‘The evolution of a diagnosis: doctors, psychiatric knowledge and the framing of shell-shock in British medical discourse, c.1860-1930’, CHSTM Seminar Series, Centre for the History of Science, Medicine and Technology, University of Manchester, April 2008.
‘Perspectives on trauma’, War and Conflict Lab, University of Manchester, February 2008.
‘Degeneration, Regeneration and trauma: locating the history of shell-shock’, Social History of Medicine Seminar, University of Warwick, January 2008 [invited paper].
‘Histories of shell-shock and histories of trauma’, Shell-shock and trauma symposium, Institute of Historical Research, June 2007.
‘The evolutionary mind and the traumatic neuroses: shell-shock as a gendered diagnosis’, Manchester History Staff Seminar, April 2007.
‘Shell-shock in First World War Britain’, Psychoanalysis and History seminar, Institute of Historical Research, October 2006 [invited paper].
‘Hysteria, masculinity, and war: concepts and contexts in the intellectual history of shell-shock’, History of the Psyche Seminar, Institute of Historical Research, March 2006.
‘The anatomy of shell-shock in First World War Britain’, Military History Seminar, Institute of Historical Research, January 2006 [invited paper].
‘Languages of diagnosis: hysteria, neurasthenia and shell-shock’, History Postgraduate Seminar, Queen Mary, University of London, January 2006.
Impact and Public Engagement Activities
‘The Popularity of Historical Fiction’: panel member, Novel Approaches: From Academic History to Historical Fiction Conference, Institute of Historical Research, November 2012.
‘The Family Story and Oral History’: leader of open workshop as part of free one-day community event Life Stories held at St Fagan’s National History Museum, November 2010.
‘History, Trauma, and The Hurt Locker (dir. Kathryn Bigelow, 2008)’: short paper and panel discussion for SciScreen Cardiff, part of a cross-disciplinary series of events which promotes the engagement of publics with science and the academy, May 2010.
‘Wibble! From Blackadder to Regeneration: changing meanings of shell-shock in history and popular culture’: public lecture for the Humanities Forum Lecture Series, Cardiff Centre for Lifelong Learning, January 2010.
Introductory speaker at book launch for Michèle Barrett, Casualty Figures: How Five Men Survived the First World War, open-access event, Bishopsgate Institute, London, October 2008.
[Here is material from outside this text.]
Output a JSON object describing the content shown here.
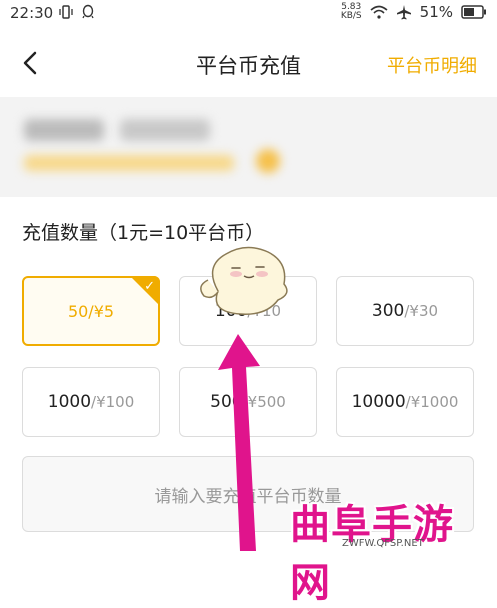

Co-convenor of the Families, Identities and Gender Research Network (FIG)
The Families, Identities, and Gender Research Network (FIG) is a new interdisciplinary research group convened by members of ENCAP, PSYCH, SHARE and SOCSI. FIG aims to explore the following areas:
- different disciplinary definitions, concepts, and approaches to the study of family, identity, and gender;
- different subjective (bodily, emotional, and psychological) experiences of family, identity and gender, and their appropriate modes of investigation;
- modes of representation of family, identity, and gender, and their social, political, and historical influence;
- the relation of gender and family to other central organising concepts and aspects of identity such as race, class, and place.
FIG events aim to move beyond the traditional research seminar and encourage participation, discussion, and exchange of ideas. We are particularly keen to involve postgraduate students and to foster a research environment which includes postgraduate and more established scholars. If you would like to find out more about FIG events, see our website at: http://sites.cardiff.ac.uk/fig/. If you would like to be added to the mailing list, please contact me at LoughranTL@cardiff.ac.uk.
Leader, Gender and Sexualities Research Cluster (SHARE)
The Gender and Sexualities Research Cluster consists of scholars with a wide range of research interests linked to gender and sexuality. Our primary activity is a monthly reading group which provides opportunities to discuss texts as well as to informally share research ideas. We are always happy for other individuals from SHARE to join these discussions; if you would like to be involved, please e-mail me at LoughranTL@cardiff.ac.uk.
Committee Member of the West of England and South Wales Women’s History Network.